Back to the future…

The major international equity indexes have lost ground this week, dropping by 3 to 4% in average. It appears that the recent numbers issued by companies have increased the global fear of a deepening recession. Despite a clear sign of confidence regarding its own future provided by Munich Re last week and notably its decision to keep its dividend per share stable, investors prefer giving more importance to the bad side of the coin for instance the disappointing Swiss Re numbers. The big giants have adopted different strategies and it seems that the German company is weathering the storm better. In the banking sector, the two biggest Swiss banks CREDIT SUISSE and UBS have announced billions of losses for 2008 but both companies see improvements ahead and expect good news already in Q1 2009.

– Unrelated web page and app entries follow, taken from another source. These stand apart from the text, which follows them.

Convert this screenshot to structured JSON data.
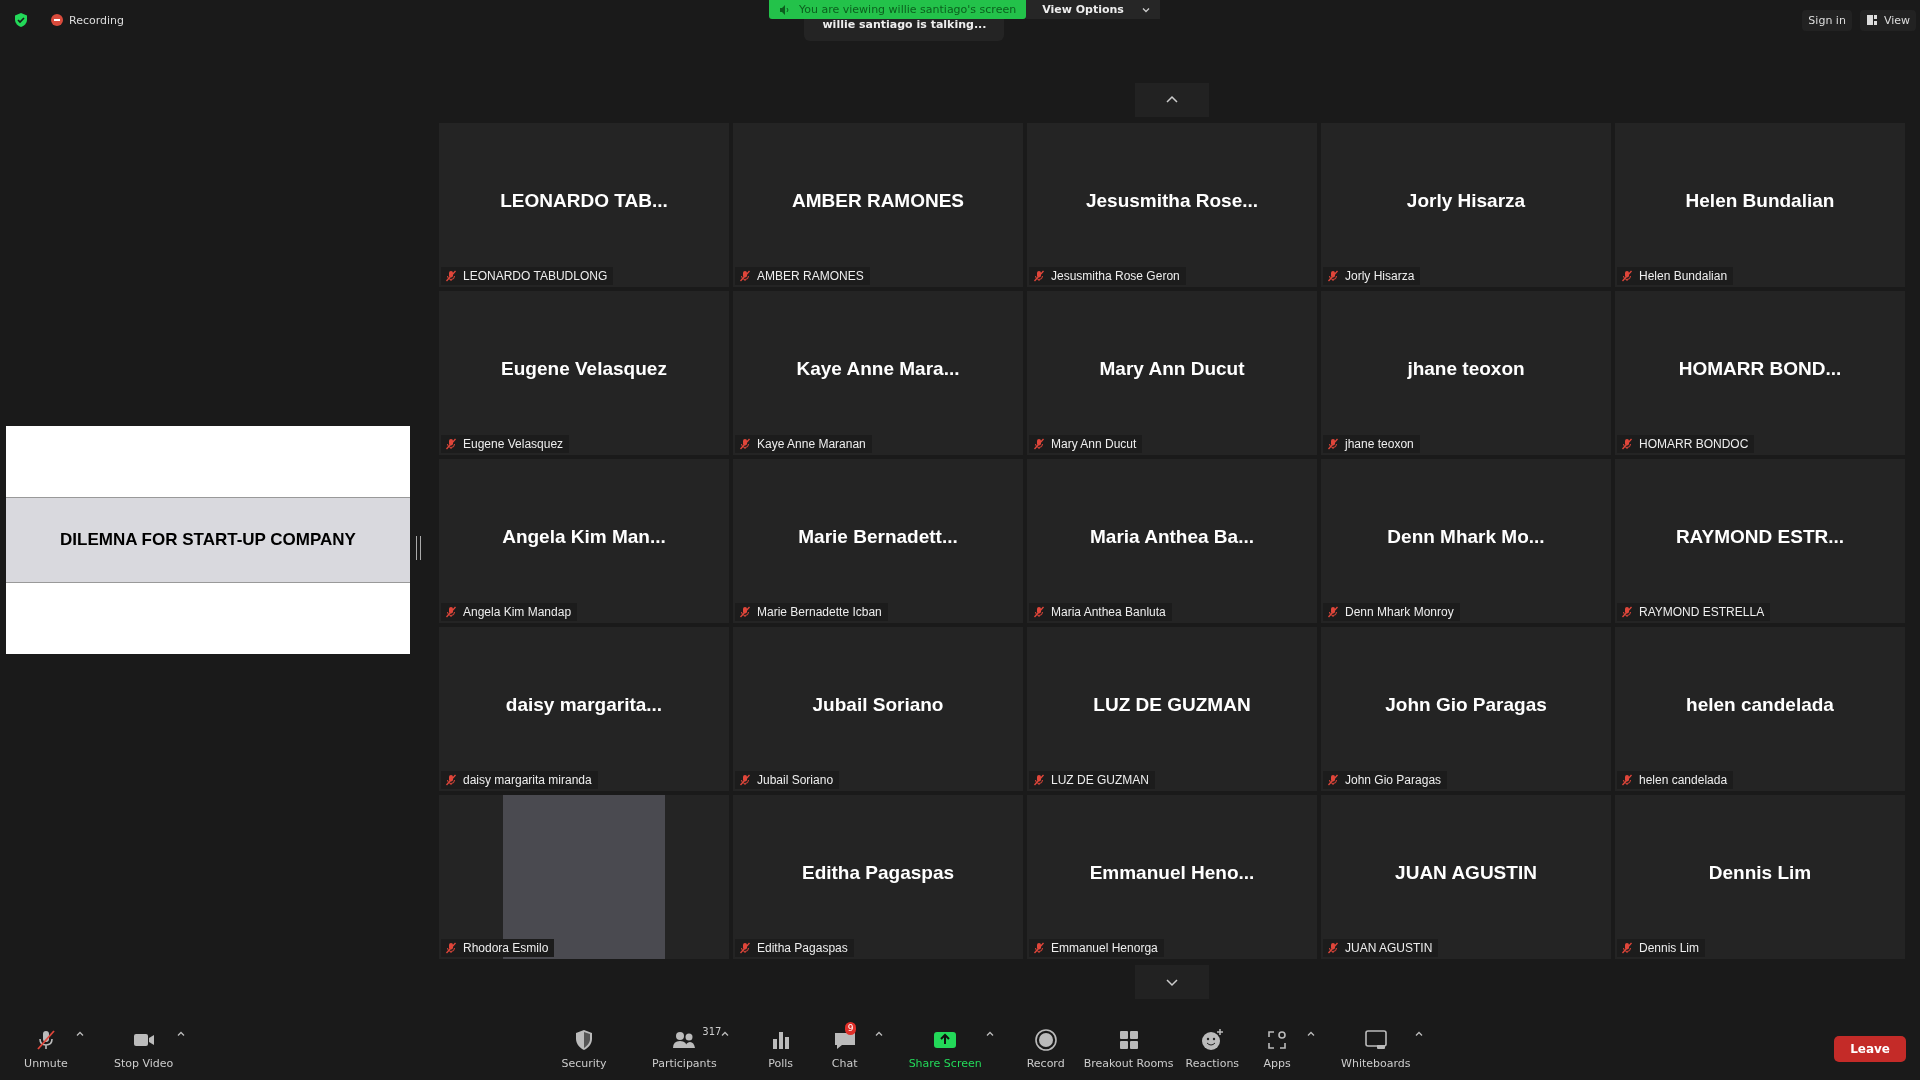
{
  "top_bar": {
    "recording_label": "Recording",
    "banner": "You are viewing willie santiago's screen",
    "view_options": "View Options",
    "talking": "willie santiago is talking...",
    "sign_in": "Sign in",
    "view": "View"
  },
  "shared_screen": {
    "title": "DILEMNA FOR START-UP COMPANY"
  },
  "tile_rows": [
    {
      "tiles": [
        {
          "kind": "name",
          "display": "LEONARDO TAB...",
          "label": "LEONARDO TABUDLONG",
          "muted": true
        },
        {
          "kind": "name",
          "display": "AMBER RAMONES",
          "label": "AMBER RAMONES",
          "muted": true
        },
        {
          "kind": "name",
          "display": "Jesusmitha Rose...",
          "label": "Jesusmitha Rose Geron",
          "muted": true
        },
        {
          "kind": "name",
          "display": "Jorly Hisarza",
          "label": "Jorly Hisarza",
          "muted": true
        },
        {
          "kind": "name",
          "display": "Helen Bundalian",
          "label": "Helen Bundalian",
          "muted": true
        }
      ]
    },
    {
      "tiles": [
        {
          "kind": "name",
          "display": "Eugene Velasquez",
          "label": "Eugene Velasquez",
          "muted": true
        },
        {
          "kind": "name",
          "display": "Kaye Anne Mara...",
          "label": "Kaye Anne Maranan",
          "muted": true
        },
        {
          "kind": "name",
          "display": "Mary Ann Ducut",
          "label": "Mary Ann Ducut",
          "muted": true
        },
        {
          "kind": "name",
          "display": "jhane teoxon",
          "label": "jhane teoxon",
          "muted": true
        },
        {
          "kind": "name",
          "display": "HOMARR BOND...",
          "label": "HOMARR BONDOC",
          "muted": true
        }
      ]
    },
    {
      "tiles": [
        {
          "kind": "name",
          "display": "Angela Kim Man...",
          "label": "Angela Kim Mandap",
          "muted": true
        },
        {
          "kind": "name",
          "display": "Marie Bernadett...",
          "label": "Marie Bernadette Icban",
          "muted": true
        },
        {
          "kind": "name",
          "display": "Maria Anthea Ba...",
          "label": "Maria Anthea Banluta",
          "muted": true
        },
        {
          "kind": "name",
          "display": "Denn Mhark Mo...",
          "label": "Denn Mhark Monroy",
          "muted": true
        },
        {
          "kind": "name",
          "display": "RAYMOND ESTR...",
          "label": "RAYMOND ESTRELLA",
          "muted": true
        }
      ]
    },
    {
      "tiles": [
        {
          "kind": "name",
          "display": "daisy margarita...",
          "label": "daisy margarita miranda",
          "muted": true
        },
        {
          "kind": "name",
          "display": "Jubail Soriano",
          "label": "Jubail Soriano",
          "muted": true
        },
        {
          "kind": "name",
          "display": "LUZ DE GUZMAN",
          "label": "LUZ DE GUZMAN",
          "muted": true
        },
        {
          "kind": "name",
          "display": "John Gio Paragas",
          "label": "John Gio Paragas",
          "muted": true
        },
        {
          "kind": "name",
          "display": "helen candelada",
          "label": "helen candelada",
          "muted": true
        }
      ]
    },
    {
      "tiles": [
        {
          "kind": "video",
          "label": "Rhodora Esmilo",
          "muted": true
        },
        {
          "kind": "name",
          "display": "Editha Pagaspas",
          "label": "Editha Pagaspas",
          "muted": true
        },
        {
          "kind": "name",
          "display": "Emmanuel Heno...",
          "label": "Emmanuel Henorga",
          "muted": true
        },
        {
          "kind": "name",
          "display": "JUAN AGUSTIN",
          "label": "JUAN AGUSTIN",
          "muted": true
        },
        {
          "kind": "name",
          "display": "Dennis Lim",
          "label": "Dennis Lim",
          "muted": true
        }
      ]
    }
  ],
  "toolbar": {
    "left": [
      {
        "kind": "mic",
        "label": "Unmute",
        "menu": true
      },
      {
        "kind": "video",
        "label": "Stop Video",
        "menu": true
      }
    ],
    "center": [
      {
        "kind": "security",
        "label": "Security",
        "menu": false
      },
      {
        "kind": "participants",
        "label": "Participants",
        "count": "317",
        "menu": true
      },
      {
        "kind": "polls",
        "label": "Polls",
        "menu": false
      },
      {
        "kind": "chat",
        "label": "Chat",
        "badge": "9",
        "menu": true
      },
      {
        "kind": "share",
        "label": "Share Screen",
        "menu": true
      },
      {
        "kind": "record",
        "label": "Record",
        "menu": false
      },
      {
        "kind": "breakout",
        "label": "Breakout Rooms",
        "menu": false
      },
      {
        "kind": "reactions",
        "label": "Reactions",
        "menu": false
      },
      {
        "kind": "apps",
        "label": "Apps",
        "menu": true
      },
      {
        "kind": "whiteboards",
        "label": "Whiteboards",
        "menu": true
      }
    ],
    "leave": "Leave"
  }
}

Even though the overall environment doesn’t look great, I’ve got the feeling we are entering a phase of exacerbated pessimism in opposition to the irrational exuberance described by Alan Greenspan when he was talking at the Annual Dinner and Francis Boyer Lecture of The American Enterprise Institute for Public Policy Research in Washington in December 1996. Are financial markets so emotional that they exaggerate all kinds of perceptions in the highs as well as in the lows? According to me, there are clear signs of over-reaction or anticipation resulting in above-average volatility on the equity markets, which adds more uncertainty for the future of the insurance and the banking industry. That being said, the economical slowdown is a necessary cure to get back to basics. Then, we will enter into a sound prosperity for a while before diving in some kind of amnesia and enter a new exaggeration phase. The economy and especially the financial industry need bubbles to surf on but now it’s time to rest a bit before finding the next one…